New Maps Show Cascadia Tsunami Impacts for Anacortes, Bellingham
News Date: 
July 2, 2018

Study shows waves that will arrive 1.5 hours after Cascadia quake

The Washington State Department of Natural Resources (DNR) published today new maps showing the likely impacts to communities on the north Salish Sea mainland from a tsunami generated by a magnitude 9 earthquake on the Cascadia subduction zone.
These new maps are prepared by the Washington Geological Survey, a division of DNR, and are intended to help local officials prepare evacuation and recovery plans.
“Earthquakes and tsunamis are very real threats that we must be proactive in preparing for,” said Commissioner of Public Lands Hilary Franz. “That’s why DNR’s team of highly-trained geologists works each day to ensure our communities have the information they need to prepare and be safe.”
The new modeling uses a simulated magnitude 9 earthquake on the Cascadia subduction zone – an event that geologic history shows occurring approximately every 2,500 years.
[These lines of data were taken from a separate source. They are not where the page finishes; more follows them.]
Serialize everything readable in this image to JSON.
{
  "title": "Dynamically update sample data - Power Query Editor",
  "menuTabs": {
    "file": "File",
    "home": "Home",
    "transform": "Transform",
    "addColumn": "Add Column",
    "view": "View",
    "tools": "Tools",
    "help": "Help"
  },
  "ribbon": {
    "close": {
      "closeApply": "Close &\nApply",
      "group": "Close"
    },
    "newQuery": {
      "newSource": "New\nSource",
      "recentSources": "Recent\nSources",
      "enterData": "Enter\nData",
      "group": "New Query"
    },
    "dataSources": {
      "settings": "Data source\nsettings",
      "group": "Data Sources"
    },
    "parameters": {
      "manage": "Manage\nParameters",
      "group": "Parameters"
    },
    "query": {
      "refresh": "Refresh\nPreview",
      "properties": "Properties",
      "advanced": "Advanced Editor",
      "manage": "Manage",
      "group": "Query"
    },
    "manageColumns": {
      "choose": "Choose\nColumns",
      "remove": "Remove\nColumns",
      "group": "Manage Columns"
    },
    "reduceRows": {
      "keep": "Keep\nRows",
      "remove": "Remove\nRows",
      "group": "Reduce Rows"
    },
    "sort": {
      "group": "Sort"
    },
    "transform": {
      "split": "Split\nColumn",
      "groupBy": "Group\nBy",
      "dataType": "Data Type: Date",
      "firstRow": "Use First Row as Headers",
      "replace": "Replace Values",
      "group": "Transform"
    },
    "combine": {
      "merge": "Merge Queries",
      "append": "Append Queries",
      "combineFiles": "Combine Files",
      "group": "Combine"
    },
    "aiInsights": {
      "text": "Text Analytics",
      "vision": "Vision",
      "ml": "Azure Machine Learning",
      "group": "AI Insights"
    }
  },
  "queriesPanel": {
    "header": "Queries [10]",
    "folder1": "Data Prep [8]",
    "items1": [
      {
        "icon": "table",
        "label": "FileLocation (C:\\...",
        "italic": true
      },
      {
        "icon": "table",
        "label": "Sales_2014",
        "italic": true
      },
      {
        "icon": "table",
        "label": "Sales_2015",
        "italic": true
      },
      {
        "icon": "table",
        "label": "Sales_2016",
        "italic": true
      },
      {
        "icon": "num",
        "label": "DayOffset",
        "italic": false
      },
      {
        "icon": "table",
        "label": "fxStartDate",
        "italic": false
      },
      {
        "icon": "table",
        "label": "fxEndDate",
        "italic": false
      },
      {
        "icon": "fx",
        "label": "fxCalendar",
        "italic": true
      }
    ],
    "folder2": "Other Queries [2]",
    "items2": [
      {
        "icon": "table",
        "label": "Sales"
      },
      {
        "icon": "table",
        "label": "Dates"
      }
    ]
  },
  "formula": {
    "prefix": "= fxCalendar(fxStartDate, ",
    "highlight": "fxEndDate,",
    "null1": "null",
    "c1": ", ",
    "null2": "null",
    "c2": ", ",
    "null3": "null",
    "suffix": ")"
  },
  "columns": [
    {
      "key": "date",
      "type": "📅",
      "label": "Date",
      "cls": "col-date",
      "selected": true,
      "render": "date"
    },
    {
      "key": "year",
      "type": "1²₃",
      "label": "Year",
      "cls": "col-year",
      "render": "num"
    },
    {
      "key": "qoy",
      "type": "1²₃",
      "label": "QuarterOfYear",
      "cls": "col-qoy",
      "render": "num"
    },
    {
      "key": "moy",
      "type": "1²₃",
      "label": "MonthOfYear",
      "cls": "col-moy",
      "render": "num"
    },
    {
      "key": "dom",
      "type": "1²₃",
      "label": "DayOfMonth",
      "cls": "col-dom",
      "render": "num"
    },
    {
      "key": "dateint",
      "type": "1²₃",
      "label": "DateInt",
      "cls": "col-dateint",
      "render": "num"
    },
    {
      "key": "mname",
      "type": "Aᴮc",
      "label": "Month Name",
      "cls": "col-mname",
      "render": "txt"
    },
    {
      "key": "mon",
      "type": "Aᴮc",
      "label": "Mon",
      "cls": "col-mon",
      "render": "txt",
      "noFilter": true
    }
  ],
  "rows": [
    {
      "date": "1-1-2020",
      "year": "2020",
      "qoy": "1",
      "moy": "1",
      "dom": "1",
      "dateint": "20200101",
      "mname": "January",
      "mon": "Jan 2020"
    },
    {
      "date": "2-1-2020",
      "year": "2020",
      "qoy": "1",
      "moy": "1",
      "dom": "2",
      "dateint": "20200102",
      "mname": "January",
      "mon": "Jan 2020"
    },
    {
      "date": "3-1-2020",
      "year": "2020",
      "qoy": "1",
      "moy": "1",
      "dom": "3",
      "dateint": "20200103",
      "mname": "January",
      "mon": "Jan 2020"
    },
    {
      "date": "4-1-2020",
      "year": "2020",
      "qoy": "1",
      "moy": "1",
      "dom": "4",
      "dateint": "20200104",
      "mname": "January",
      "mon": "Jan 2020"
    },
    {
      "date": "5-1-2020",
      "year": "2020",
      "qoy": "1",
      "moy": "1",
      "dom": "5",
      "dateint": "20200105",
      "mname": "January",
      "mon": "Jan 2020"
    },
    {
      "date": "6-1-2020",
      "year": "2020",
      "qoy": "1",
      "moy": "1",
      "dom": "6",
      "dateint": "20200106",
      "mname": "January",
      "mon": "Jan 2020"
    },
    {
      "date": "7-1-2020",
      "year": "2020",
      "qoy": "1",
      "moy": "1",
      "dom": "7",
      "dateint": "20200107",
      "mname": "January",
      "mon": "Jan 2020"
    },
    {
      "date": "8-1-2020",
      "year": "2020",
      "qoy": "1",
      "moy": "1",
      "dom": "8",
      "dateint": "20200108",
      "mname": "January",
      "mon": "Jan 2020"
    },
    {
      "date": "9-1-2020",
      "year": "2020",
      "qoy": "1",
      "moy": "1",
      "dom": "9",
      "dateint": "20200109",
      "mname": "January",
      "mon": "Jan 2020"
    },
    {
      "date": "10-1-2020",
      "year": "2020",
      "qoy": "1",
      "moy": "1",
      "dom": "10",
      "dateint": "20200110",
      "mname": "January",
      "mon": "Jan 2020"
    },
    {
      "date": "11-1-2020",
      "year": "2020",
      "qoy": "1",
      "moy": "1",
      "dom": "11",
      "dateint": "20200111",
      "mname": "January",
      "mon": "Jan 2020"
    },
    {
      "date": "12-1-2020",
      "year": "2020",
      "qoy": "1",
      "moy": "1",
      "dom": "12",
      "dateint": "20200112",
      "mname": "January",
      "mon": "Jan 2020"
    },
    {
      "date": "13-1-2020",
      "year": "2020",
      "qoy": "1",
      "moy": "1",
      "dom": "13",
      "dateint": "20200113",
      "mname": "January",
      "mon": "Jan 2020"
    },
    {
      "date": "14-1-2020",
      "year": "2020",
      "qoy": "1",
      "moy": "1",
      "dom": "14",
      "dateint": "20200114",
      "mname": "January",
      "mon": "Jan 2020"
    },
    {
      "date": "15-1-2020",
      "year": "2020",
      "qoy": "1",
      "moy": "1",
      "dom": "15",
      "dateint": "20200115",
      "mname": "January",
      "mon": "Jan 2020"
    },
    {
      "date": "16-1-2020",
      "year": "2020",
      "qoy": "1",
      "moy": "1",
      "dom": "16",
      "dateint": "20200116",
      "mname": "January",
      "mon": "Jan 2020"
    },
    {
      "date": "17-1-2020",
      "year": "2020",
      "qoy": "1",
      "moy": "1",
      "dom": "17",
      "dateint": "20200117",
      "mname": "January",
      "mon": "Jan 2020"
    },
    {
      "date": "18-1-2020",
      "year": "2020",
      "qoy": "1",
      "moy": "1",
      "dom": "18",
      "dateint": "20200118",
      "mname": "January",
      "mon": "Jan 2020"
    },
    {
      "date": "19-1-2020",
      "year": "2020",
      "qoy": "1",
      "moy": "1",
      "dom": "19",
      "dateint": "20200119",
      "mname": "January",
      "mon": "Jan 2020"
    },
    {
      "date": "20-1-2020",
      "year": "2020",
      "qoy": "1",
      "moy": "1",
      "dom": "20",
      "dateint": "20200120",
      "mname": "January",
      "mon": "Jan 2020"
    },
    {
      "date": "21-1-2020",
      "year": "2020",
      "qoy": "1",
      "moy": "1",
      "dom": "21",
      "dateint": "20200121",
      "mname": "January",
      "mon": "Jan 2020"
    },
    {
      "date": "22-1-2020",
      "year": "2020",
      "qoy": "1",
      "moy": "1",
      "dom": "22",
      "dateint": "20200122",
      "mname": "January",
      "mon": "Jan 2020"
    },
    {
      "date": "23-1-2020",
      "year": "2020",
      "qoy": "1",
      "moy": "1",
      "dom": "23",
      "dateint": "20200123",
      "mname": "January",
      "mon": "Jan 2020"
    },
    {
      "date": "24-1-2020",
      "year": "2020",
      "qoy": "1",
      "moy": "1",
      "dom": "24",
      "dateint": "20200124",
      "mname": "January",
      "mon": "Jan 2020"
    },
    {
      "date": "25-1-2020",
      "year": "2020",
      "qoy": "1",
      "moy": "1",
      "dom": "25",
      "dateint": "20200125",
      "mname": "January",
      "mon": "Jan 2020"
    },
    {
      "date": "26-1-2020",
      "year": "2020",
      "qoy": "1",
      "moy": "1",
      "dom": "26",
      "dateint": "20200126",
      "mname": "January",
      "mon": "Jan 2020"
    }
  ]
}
This modeling follows building code standards for critical facilities, and assumes greater inundation than previous modeling so communities can plan for worst outcomes.
This modeling indicates the first tsunami waves will reach the Anacortes/Bellingham areas about 1.5 hours after the Cascadia earthquake, with inundation depths as high as 18 feet and current velocities in excess of 20 knots. Tsunami inundation is expected to continue for more than 8 hours.
The information will be added DNR’s Geologic Information Portal later this year.
Geology in the Public Interest
Under the guidance of Commissioner of Public Lands Hilary Franz, the Washington Geological Survey works to ensure the safety and economic well-being of Washington’s citizens from geologic events. The Survey is the primary source of geological products and services for Washington’s government agencies, businesses, and the public.

Joe Smillie
Communications Manager